------ RECORDS PROVIDED ------

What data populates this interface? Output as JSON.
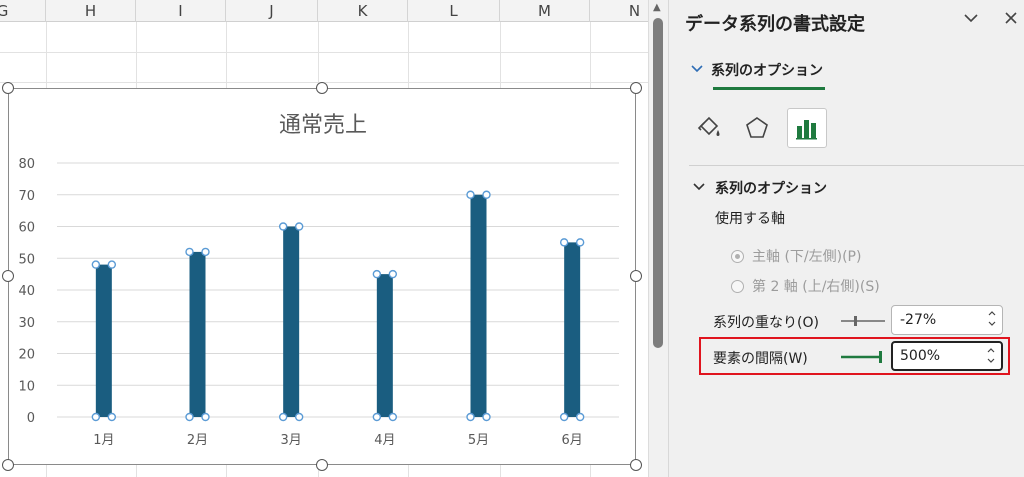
{
  "sheet": {
    "columns": [
      "G",
      "H",
      "I",
      "J",
      "K",
      "L",
      "M",
      "N"
    ]
  },
  "chart_data": {
    "type": "bar",
    "title": "通常売上",
    "categories": [
      "1月",
      "2月",
      "3月",
      "4月",
      "5月",
      "6月"
    ],
    "values": [
      48,
      52,
      60,
      45,
      70,
      55
    ],
    "ylim": [
      0,
      80
    ],
    "yticks": [
      "0",
      "10",
      "20",
      "30",
      "40",
      "50",
      "60",
      "70",
      "80"
    ],
    "grid": true,
    "bar_color": "#1a5d80",
    "selected": true
  },
  "pane": {
    "title": "データ系列の書式設定",
    "tab_label": "系列のオプション",
    "section_label": "系列のオプション",
    "axis_label": "使用する軸",
    "primary_axis_label": "主軸 (下/左側)(P)",
    "secondary_axis_label": "第 2 軸 (上/右側)(S)",
    "overlap_label": "系列の重なり(O)",
    "overlap_value": "-27%",
    "gap_label": "要素の間隔(W)",
    "gap_value": "500%",
    "accent_color": "#1f7a3f",
    "highlight_color": "#e0141e"
  }
}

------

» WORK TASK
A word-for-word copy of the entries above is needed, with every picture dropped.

» EXERCISE SOLUTION
What data populates this interface? Output as JSON.
{
  "sheet": {
    "columns": [
      "G",
      "H",
      "I",
      "J",
      "K",
      "L",
      "M",
      "N"
    ]
  },
  "chart_data": {
    "type": "bar",
    "title": "通常売上",
    "categories": [
      "1月",
      "2月",
      "3月",
      "4月",
      "5月",
      "6月"
    ],
    "values": [
      48,
      52,
      60,
      45,
      70,
      55
    ],
    "ylim": [
      0,
      80
    ],
    "yticks": [
      "0",
      "10",
      "20",
      "30",
      "40",
      "50",
      "60",
      "70",
      "80"
    ],
    "grid": true,
    "bar_color": "#1a5d80",
    "selected": true
  },
  "pane": {
    "title": "データ系列の書式設定",
    "tab_label": "系列のオプション",
    "section_label": "系列のオプション",
    "axis_label": "使用する軸",
    "primary_axis_label": "主軸 (下/左側)(P)",
    "secondary_axis_label": "第 2 軸 (上/右側)(S)",
    "overlap_label": "系列の重なり(O)",
    "overlap_value": "-27%",
    "gap_label": "要素の間隔(W)",
    "gap_value": "500%",
    "accent_color": "#1f7a3f",
    "highlight_color": "#e0141e"
  }
}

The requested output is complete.